Breaker Operating and Maintenance Guide

Allied Construction Products offers tips for proper operation and maintenance of hydraulic breaker attachments.

1. Lubrication
1. Lubrication

To aid owners of hydraulic breaker attachments, Doug Keller, Engineering Documentation Specialist at Allied Construction Products, LLC, has compiled the following tips* on proper operation and maintenance. While the tips are relatively generic in nature, it's important to consult the equipment operator's manual for specific recommendations for your particular model(s).


1. Lubrication

The tool must be lubricated every 2 hours or if it appears dry. Use only Allied Chisel Paste.

To prevent serious damage to seals and other internal components, the breaker must be positioned vertically and down pressure applied to the tool until it contacts the impact ring.

Fill the bushing cavity until grease emerges from the bottom end of the tool holder.

2. Oil Leaks

Check hose connections for hydraulic oil leaks. If oil is seen dripping from the tool end of the breaker it must be stopped immediately until qualified personnel can determine the source. Continued operation may lead to internal damage.

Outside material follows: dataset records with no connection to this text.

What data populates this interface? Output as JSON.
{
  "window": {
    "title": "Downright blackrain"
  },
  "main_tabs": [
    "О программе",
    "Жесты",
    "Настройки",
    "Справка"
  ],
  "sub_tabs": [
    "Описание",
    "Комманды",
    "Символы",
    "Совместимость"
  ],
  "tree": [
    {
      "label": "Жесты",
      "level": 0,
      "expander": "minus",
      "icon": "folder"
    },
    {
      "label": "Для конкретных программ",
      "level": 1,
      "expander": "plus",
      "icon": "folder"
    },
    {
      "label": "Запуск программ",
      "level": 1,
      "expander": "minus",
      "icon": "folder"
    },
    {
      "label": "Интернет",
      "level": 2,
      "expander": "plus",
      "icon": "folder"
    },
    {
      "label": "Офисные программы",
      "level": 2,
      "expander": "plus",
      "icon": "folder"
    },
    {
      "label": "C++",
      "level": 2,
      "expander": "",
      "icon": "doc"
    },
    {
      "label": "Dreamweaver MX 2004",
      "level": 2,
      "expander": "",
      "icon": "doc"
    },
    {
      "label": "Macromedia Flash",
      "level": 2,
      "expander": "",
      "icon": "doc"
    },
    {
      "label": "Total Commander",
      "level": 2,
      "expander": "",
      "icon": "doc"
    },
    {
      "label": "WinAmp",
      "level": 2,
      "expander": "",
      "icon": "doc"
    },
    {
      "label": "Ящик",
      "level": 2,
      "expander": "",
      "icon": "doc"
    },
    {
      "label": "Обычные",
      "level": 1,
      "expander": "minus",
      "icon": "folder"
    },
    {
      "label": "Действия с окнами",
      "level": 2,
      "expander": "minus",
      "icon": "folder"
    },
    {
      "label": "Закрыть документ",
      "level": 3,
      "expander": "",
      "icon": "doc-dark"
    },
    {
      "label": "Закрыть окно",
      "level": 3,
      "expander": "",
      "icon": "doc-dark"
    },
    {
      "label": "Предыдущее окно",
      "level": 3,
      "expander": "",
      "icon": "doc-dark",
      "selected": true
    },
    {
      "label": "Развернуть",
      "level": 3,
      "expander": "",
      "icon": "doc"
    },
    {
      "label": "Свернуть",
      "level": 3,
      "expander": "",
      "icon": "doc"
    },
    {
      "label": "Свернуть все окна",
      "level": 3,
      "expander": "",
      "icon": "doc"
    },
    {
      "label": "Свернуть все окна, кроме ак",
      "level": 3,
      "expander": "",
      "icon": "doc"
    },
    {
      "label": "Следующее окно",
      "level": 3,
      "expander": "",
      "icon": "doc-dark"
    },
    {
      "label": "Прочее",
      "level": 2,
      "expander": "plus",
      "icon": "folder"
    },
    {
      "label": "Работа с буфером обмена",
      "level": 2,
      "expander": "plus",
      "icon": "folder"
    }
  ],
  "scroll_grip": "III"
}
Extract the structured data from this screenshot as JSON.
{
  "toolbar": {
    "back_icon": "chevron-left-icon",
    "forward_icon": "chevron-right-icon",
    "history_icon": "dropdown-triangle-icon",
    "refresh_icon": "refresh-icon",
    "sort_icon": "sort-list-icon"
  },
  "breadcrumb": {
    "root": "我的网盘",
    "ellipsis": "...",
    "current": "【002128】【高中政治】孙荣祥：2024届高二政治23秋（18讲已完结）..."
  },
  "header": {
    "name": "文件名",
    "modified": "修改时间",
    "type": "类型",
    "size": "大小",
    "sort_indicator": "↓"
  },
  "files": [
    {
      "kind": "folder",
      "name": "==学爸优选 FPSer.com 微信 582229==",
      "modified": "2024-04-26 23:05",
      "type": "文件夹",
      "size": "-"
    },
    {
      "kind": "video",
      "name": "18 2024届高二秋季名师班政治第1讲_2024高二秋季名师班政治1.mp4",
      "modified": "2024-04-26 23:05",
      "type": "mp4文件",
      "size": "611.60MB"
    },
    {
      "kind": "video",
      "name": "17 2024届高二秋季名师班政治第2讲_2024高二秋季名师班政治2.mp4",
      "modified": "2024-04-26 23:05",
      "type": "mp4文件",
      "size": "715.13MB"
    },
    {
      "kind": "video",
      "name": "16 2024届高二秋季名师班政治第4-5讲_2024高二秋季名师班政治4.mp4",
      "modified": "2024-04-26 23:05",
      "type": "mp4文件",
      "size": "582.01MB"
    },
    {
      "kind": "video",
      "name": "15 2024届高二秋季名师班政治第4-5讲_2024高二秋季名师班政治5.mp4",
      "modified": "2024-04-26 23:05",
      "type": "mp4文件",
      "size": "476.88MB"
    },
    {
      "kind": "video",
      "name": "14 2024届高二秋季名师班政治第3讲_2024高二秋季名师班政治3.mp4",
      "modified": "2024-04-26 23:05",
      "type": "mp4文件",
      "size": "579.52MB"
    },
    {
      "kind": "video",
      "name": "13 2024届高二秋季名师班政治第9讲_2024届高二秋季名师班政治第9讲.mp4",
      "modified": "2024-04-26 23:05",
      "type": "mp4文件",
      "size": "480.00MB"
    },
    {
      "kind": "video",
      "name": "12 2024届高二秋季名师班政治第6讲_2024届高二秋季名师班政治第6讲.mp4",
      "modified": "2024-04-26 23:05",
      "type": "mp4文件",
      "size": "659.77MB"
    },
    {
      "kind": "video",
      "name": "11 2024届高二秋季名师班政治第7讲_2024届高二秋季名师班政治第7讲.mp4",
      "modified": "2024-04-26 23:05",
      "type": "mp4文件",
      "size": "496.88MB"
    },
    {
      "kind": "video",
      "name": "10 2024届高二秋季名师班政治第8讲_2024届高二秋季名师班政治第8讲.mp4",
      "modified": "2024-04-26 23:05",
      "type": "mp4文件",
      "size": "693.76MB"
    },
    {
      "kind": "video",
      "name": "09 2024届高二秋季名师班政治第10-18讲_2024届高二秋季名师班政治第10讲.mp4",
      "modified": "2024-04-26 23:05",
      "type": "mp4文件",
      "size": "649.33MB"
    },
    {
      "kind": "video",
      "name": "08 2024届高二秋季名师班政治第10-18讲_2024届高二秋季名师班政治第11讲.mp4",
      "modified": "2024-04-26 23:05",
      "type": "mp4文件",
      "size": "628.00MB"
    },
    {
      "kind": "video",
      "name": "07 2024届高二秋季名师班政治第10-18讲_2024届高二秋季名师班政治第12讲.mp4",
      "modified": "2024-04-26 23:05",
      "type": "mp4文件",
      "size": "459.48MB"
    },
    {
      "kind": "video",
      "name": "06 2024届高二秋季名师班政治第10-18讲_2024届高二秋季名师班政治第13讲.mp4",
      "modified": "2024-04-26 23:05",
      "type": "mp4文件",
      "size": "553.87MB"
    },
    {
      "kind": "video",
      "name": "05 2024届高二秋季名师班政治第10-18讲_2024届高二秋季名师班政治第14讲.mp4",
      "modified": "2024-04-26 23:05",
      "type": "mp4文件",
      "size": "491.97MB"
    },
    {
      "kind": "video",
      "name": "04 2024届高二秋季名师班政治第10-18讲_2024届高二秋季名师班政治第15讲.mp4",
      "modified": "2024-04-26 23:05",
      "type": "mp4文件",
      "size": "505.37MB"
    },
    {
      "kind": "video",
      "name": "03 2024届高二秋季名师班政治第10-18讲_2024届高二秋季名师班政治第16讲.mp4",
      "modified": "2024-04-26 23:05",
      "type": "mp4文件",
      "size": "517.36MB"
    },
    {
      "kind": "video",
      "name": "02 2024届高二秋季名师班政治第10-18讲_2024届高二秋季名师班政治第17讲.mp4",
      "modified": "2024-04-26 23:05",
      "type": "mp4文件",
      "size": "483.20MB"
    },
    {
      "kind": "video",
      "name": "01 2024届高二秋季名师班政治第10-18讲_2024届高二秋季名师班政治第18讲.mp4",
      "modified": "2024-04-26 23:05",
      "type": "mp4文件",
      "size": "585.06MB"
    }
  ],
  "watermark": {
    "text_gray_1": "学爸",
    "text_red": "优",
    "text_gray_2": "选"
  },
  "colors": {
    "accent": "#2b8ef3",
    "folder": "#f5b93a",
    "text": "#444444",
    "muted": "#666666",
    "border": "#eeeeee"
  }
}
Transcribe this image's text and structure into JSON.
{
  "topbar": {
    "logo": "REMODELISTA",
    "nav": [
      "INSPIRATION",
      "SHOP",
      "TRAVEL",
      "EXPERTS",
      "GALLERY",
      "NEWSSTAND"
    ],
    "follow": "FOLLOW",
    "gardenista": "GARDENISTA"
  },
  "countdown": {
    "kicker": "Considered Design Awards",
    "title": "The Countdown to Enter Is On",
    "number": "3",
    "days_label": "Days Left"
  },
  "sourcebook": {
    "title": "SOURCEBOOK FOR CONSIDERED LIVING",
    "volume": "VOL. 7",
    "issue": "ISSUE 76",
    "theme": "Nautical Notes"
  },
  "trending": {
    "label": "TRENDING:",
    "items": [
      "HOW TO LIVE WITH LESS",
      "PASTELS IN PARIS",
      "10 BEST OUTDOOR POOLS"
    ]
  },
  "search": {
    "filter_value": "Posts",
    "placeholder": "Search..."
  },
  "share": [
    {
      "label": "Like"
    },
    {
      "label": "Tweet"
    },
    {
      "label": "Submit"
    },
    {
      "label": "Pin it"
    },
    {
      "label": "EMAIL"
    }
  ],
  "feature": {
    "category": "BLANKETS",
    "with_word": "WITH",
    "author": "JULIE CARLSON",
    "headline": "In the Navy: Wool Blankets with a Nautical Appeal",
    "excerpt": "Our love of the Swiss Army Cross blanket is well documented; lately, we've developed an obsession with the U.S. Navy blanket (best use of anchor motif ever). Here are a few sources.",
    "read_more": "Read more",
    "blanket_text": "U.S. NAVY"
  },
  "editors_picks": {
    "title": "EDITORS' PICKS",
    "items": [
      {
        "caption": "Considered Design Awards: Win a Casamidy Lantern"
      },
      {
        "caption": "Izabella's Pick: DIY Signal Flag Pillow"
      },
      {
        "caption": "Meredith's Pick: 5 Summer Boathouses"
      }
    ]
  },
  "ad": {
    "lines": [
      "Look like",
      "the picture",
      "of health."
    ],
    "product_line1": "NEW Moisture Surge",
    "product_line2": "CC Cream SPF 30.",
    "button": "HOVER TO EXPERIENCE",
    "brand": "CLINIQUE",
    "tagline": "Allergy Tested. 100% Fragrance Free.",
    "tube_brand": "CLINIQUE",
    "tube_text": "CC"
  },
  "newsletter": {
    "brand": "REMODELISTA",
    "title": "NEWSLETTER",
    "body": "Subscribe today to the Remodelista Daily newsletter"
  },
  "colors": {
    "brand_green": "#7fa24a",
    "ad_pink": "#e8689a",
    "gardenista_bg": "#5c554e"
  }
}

3. Pre-Charge Gas Pressure

A combination of oil and nitrogen gas pressure is used to operate this breaker. The nitrogen gas pressure ("pre-charge") is located on top of the breaker, inside the cylinder cover.

Poor breaker performance may indicate the pre-charge gas pressure should be serviced.

Only qualified personnel should service the pre-charge gas.

4. Parking

During idle periods the breaker should be positioned horizontally with the top of the breaker slightly higher than the tool end.

Following this recommendation will prevent the entry of moisture through the tool holder, which may lead to internal damage.

5. Underwater Use

Under no circumstances can the breaker be used underwater unless it has been modified with an approved underwater kit.


6. Down Pressure

Do NOT start the breaker until the tip of the tool is in contact with the material to be demolished.

Push down on the breaker until the front end of the carrier is lifted several inches off the ground.

The breaker can be operated in any position, but never operate the breaker with the tool suspended in the air.

7. Initial Breaking Point/Advancement

Avoid starting too far from the material's edge. Break large objects from the outside edges and work inward.

8. Proper Contact Angle

The tool of the breaker must always be kept at right angles (90°) to the work surface.

Accelerated bushing - tool wear and tool breakage can result when forces applied to the breaker are not kept in line with the tool. Rocking the breaker back and forth will expel any dust accumulating under the tip of the tool. Never exceed 5° in either direction. The tool is not designed for prying.

9. Tool Penetration

Do NOT bury the tool.

As the tool penetrates through the material, follow the breaker with down pressure from the carrier. Anticipate breaking through the material and stop the breaker immediately to prevent blank firing.

Listen for solid, fast blows. If blow frequency slows or becomes hollow sounding increase down pressure or correct the alignment of the tool.

10. Maximum Duty Cycle

Material should break within the first 30 seconds. If, after 30 seconds, the material has not broken, reposition the tool to locate the material's seams, fractures, joints, or faults. Excessive heat can be generated from operating the breaker longer than 30 seconds, in one spot, with little or no tool penetration.

* For more details refer to the "Safety Manual for Operating and Maintenance Personnel" developed by CIMA.